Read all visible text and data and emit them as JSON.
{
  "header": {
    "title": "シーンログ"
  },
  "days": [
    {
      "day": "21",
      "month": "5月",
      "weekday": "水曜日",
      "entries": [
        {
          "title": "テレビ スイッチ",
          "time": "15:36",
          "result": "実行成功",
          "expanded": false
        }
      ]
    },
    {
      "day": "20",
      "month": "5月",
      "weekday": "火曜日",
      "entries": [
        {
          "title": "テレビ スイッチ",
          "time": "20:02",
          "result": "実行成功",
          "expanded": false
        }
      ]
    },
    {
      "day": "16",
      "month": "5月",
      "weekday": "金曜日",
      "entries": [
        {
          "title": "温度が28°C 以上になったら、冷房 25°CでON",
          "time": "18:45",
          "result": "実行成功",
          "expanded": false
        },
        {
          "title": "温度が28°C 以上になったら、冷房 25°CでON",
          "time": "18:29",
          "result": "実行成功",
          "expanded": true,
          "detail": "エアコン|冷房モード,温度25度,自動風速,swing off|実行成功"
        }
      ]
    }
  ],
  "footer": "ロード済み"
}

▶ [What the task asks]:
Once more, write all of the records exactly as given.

▶ [Answer]:
Read all visible text and data and emit them as JSON.
{
  "header": {
    "title": "シーンログ"
  },
  "days": [
    {
      "day": "21",
      "month": "5月",
      "weekday": "水曜日",
      "entries": [
        {
          "title": "テレビ スイッチ",
          "time": "15:36",
          "result": "実行成功",
          "expanded": false
        }
      ]
    },
    {
      "day": "20",
      "month": "5月",
      "weekday": "火曜日",
      "entries": [
        {
          "title": "テレビ スイッチ",
          "time": "20:02",
          "result": "実行成功",
          "expanded": false
        }
      ]
    },
    {
      "day": "16",
      "month": "5月",
      "weekday": "金曜日",
      "entries": [
        {
          "title": "温度が28°C 以上になったら、冷房 25°CでON",
          "time": "18:45",
          "result": "実行成功",
          "expanded": false
        },
        {
          "title": "温度が28°C 以上になったら、冷房 25°CでON",
          "time": "18:29",
          "result": "実行成功",
          "expanded": true,
          "detail": "エアコン|冷房モード,温度25度,自動風速,swing off|実行成功"
        }
      ]
    }
  ],
  "footer": "ロード済み"
}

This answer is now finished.